Key dates in Guinea since independence
Published on: September 06, 2021 09:30 (EAT)
Army officers on Sunday staged a coup in Guinea. Here are some key dates in the history of the troubled west African country since independence from France in 1958. 1958: Independence On October 2, 1958, Ahmed Sekou Toure declares independence, a few days after a referendum rejected membership in a Franco-African community proposed by then French leader Charles de Gaulle. Sekou Toure is elected president in January 1961. The country turns socialist in 1967. Toure in power for 26 years The “father of independence” becomes a Third World hero but turns into an iron-fisted ruler who is blamed for the disappearance of about 50,000 people, according to human rights groups. Hundreds of thousands flee the country. 1984-2008: Conte’s rule On April 3, 1984, a week after Toure’s death, a military junta takes power led by Colonel Lansana Conte.
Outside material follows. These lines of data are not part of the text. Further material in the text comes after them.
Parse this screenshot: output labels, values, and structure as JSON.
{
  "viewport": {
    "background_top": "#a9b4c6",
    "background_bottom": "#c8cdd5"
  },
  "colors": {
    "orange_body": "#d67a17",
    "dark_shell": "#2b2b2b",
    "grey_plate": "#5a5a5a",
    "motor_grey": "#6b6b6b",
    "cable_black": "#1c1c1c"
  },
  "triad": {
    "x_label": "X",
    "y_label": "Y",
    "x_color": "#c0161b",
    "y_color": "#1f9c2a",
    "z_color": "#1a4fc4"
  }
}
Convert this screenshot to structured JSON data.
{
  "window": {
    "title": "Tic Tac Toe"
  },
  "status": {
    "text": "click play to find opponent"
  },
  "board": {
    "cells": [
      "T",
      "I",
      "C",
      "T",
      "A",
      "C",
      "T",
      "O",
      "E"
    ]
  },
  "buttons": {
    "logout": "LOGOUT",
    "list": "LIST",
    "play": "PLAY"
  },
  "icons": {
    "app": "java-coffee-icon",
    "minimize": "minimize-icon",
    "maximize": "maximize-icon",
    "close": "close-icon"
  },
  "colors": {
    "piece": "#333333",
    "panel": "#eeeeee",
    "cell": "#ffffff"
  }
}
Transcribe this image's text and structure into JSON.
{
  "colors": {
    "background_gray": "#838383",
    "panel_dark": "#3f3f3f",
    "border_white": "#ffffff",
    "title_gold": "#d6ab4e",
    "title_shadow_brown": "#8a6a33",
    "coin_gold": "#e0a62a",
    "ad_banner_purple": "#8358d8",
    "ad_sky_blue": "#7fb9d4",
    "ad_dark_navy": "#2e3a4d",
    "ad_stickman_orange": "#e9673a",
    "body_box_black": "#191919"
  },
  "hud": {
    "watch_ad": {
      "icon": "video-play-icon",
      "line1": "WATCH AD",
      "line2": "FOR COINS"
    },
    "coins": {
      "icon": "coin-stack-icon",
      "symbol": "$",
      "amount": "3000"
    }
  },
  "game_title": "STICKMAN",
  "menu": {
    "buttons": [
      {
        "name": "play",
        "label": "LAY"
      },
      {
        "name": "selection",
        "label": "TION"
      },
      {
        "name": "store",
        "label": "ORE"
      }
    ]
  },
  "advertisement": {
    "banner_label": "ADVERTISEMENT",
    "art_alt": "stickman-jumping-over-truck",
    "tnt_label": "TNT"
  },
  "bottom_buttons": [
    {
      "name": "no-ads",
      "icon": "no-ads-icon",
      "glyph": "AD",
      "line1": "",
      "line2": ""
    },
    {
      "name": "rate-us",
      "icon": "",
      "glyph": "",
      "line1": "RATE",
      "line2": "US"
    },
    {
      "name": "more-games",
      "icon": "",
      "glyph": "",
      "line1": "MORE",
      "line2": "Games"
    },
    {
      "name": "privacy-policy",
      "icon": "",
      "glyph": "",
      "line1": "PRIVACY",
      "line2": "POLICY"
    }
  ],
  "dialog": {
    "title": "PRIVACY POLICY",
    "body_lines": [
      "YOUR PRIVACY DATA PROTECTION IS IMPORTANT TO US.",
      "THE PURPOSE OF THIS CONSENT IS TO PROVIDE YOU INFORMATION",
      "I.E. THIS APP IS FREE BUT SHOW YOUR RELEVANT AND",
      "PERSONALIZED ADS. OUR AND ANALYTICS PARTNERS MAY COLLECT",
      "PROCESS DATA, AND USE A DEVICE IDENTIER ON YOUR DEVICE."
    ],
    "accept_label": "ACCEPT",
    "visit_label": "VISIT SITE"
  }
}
He puts down a coup attempt in 1985 and a deadly army mutiny in 1996. Conte is elected president in 1993 and reelected twice in votes disputed or boycotted by the opposition. In early 2007, massive protests against the “Conte system” are put down, claiming more than 180 lives, according to humanitarian groups. 2008 coup On December 23, 2008, soldiers seize power in a bloodless coup the day after Conte died of an undisclosed illness at age 74. The government swears allegiance to the junta led by Captain Moussa Dadis Camara. In September 2009, security forces open fire at a stadium where thousands of opposition members are holding a rally. At least 157 people are killed and around 100 women are raped. In December, junta chief Camara is wounded as his top aide shoots him in the head. 2010: Alpha Conde, first elected president In January 2010, transitional President Sekouba Konate signs a deal with Camara, setting up a presidential election. On November 7, Alpha Conde becomes Guinea’s first democratically elected president. He survives unscathed when soldiers attack him at his home in the capital Conakry on July 19, 2011. He is reelected on October 11, 2015, after polls marred by violence and fraud allegations. 2013: Ebola epidemic An epidemic of the hemorrhagic disease Ebola breaks out that will last until 2016 and claim more than 2,500 lives. Conde’s third term Starting in October 2019, the prospect of a third term for Conde sparks fierce opposition, with dozens of civilians killed during protests. A new constitution adopted on March 22, 2020, after a referendum boycotted by the opposition allows Conde to run for a third term. Conde is declared the winner of a presidential vote on October 18, 2020, as top challenger Cellou Dalein Diallo and other rivals cry foul.